Throughout this paper, references to China are to the Mainland and the term “provinces” refers to the set of 28 provinces, autonomous regions and municipalities listed in Table 1.
In the growth literature, the phenomenon of initially poorer economies—measured in terms of their per capita incomes—growing faster than those that are initially richer is referred to as absolute (or unconditional) beta-convergence.
This phenomenon is referred to as conditional beta-convergence.
The decline in the dispersion of relative income across a set of economies is referred to as sigma-convergence.
Some observers believe that China’s GDP growth rates are overstated by as much as 2 percentage points. This issue is not relevant to the present study, which focuses on relative provincial GDP levels and growth rates, under the assumption that there is no systematic tendency for growth in certain provinces to be overstated more than in others.
Convergence in this case arises from the assumption of diminishing returns to capital.
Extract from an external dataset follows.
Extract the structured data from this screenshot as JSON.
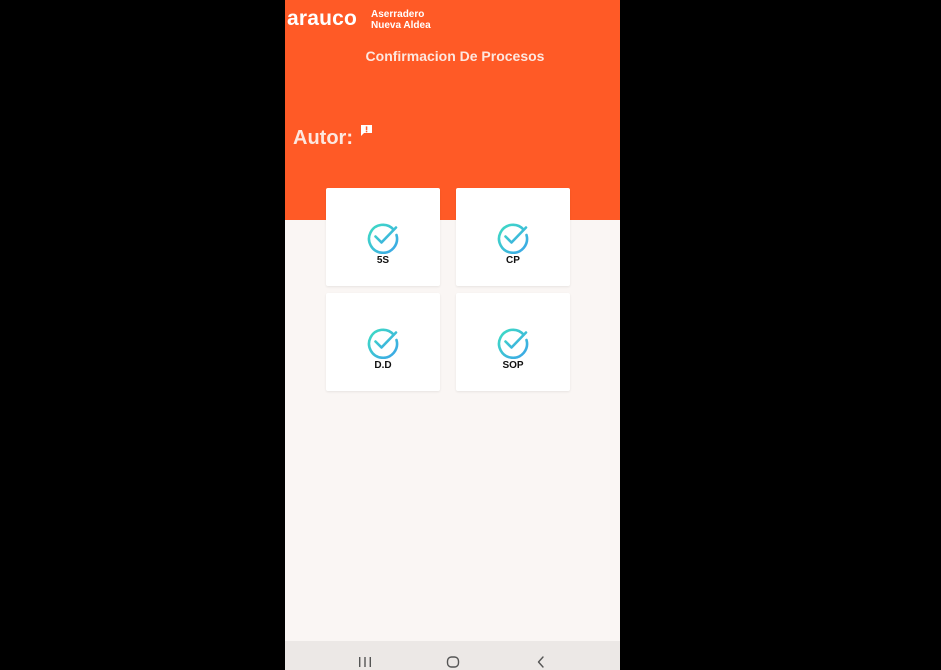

Since the rate of return on capital is lower in economies with more capital per worker, there are incentives for capital to flow from rich to poor economies, boosting growth in the latter relative to the former, and thus causing convergence.
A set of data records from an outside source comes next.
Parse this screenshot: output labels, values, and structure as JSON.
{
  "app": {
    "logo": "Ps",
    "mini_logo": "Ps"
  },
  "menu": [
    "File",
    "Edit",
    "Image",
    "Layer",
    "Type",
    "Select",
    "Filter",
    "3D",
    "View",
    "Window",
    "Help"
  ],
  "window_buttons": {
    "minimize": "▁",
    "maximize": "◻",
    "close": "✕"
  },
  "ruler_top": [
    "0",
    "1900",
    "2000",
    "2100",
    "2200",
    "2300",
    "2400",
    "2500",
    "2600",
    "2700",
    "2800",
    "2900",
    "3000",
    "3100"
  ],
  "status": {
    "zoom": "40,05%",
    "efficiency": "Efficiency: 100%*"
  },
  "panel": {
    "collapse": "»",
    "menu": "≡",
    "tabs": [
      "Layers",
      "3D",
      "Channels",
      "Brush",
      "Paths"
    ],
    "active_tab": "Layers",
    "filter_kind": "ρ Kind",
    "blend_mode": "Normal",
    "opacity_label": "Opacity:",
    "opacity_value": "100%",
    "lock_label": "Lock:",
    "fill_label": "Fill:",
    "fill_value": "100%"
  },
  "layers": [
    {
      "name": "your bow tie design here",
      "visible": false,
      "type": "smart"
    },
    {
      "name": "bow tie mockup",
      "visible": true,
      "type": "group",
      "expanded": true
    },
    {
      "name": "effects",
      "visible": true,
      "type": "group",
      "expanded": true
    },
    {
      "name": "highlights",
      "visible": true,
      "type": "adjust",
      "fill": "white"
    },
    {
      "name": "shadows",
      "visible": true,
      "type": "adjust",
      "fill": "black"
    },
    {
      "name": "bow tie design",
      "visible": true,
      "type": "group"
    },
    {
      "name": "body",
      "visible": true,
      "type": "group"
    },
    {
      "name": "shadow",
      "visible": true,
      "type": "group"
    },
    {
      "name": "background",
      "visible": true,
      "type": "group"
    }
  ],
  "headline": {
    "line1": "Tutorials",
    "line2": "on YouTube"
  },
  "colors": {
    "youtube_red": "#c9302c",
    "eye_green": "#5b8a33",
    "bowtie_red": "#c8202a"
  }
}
In comparison, estimates of the rate of convergence for other economies center around 2 percent. See Mankiw, Romer, Weil (1992), for example.
The window width was chosen following the suggestion in Silverman (1986) to be given by 0.9AN1/5, where A=min(standard deviation, interquartile range/1.34).
The choice of Shanghai as the numeraire is arbitrary and has little impact on the analysis.
Note that Hainan and Tibet Autonomous Region were excluded from the sample since data on per capita income are not available before 1985. Data for Chongqing, which became a municipality in 1997, were included in the data for Sichuan.
For these exercises, the interval [0,1] was divided into equally spaced 50 sub-intervals.
In the remainder of this chapter the terms kernel and distribution will be used interchangeably. In the charts, the income distribution is referred to as the Gaussian kernel since the weights used were drawn from a Gaussian distribution. Weights drawn from a Epanechnikov distribution, which is the other frequently used weighting method, did not seem to make any material difference to the shape of the estimated kernels.
Quah (1997) termed this bimodality “twin peaks” in the context of cross-country growth experience. In that study, the twin peaks lay along the north-south diagonal implying little mobility in relative rankings. In the case of China’s provincial growth, the emergent twin peaks would lie across the north-south diagonal, implying significant mobility in rankings. This is a specific example of what Baumol (1986) termed “club convergence”.
Except for population growth, all the other variables were chosen on the basis of results in Dayal-Gulati and Husain (2000).
The major factors, however, are mainly structural since the coefficients of the structural variables in regressions 4 and 6 in Table 3 are statistically significant while those on the policy variables are not.
During the Sixth Five-Year Plan (1981–85), a pro-coastal policy program was adopted, and this orientation became even more pronounced in the Seventh Five-Year Plan (1986–90).The idea was that reforms should be conducted on an experimental basis in certain regions first. If such experiments were successful, their influence would eventually spread to other regions (see Wang and Hu (1999)).
Excluding the even more affluent but largely metropolitan areas of Shanghai, Beijing, and Tianjin.
The household responsibility system allowed peasant households to operate their own plots and to have greater freedom to choose which crops to plant.
About two-thirds of the expenditure under the fiscal stimulus packages in 1998 and 1999 has been targeted at the central and western provinces.